**What to work on:** Exact copies of the lines below are the goal; any images in them are dropped.
Segment Open
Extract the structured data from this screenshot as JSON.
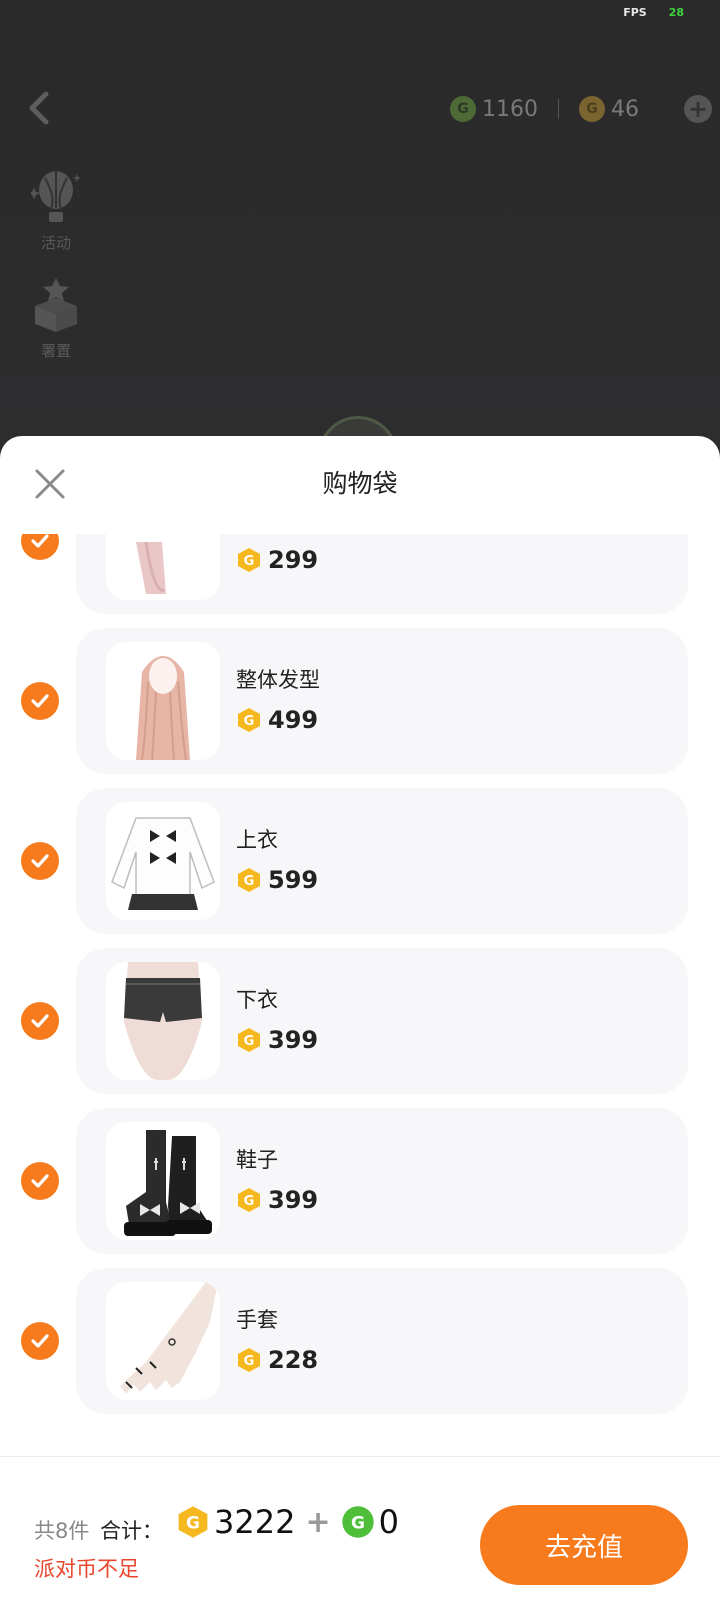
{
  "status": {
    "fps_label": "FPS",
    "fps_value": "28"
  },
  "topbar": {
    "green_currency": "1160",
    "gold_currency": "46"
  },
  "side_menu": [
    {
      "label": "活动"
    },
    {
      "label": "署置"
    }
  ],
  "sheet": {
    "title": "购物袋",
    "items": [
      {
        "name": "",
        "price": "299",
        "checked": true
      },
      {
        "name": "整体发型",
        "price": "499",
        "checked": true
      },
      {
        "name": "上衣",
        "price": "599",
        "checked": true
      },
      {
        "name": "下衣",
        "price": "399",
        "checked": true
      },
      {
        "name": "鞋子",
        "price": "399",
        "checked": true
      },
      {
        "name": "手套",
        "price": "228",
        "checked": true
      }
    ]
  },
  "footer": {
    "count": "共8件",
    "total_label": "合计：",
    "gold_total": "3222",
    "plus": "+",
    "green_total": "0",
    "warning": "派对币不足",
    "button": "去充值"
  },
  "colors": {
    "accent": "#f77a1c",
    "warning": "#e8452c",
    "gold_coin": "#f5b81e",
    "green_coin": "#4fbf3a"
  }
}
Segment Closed
**Result for this task:**
Extract the structured data from this screenshot as JSON.
{
  "status": {
    "fps_label": "FPS",
    "fps_value": "28"
  },
  "topbar": {
    "green_currency": "1160",
    "gold_currency": "46"
  },
  "side_menu": [
    {
      "label": "活动"
    },
    {
      "label": "署置"
    }
  ],
  "sheet": {
    "title": "购物袋",
    "items": [
      {
        "name": "",
        "price": "299",
        "checked": true
      },
      {
        "name": "整体发型",
        "price": "499",
        "checked": true
      },
      {
        "name": "上衣",
        "price": "599",
        "checked": true
      },
      {
        "name": "下衣",
        "price": "399",
        "checked": true
      },
      {
        "name": "鞋子",
        "price": "399",
        "checked": true
      },
      {
        "name": "手套",
        "price": "228",
        "checked": true
      }
    ]
  },
  "footer": {
    "count": "共8件",
    "total_label": "合计：",
    "gold_total": "3222",
    "plus": "+",
    "green_total": "0",
    "warning": "派对币不足",
    "button": "去充值"
  },
  "colors": {
    "accent": "#f77a1c",
    "warning": "#e8452c",
    "gold_coin": "#f5b81e",
    "green_coin": "#4fbf3a"
  }
}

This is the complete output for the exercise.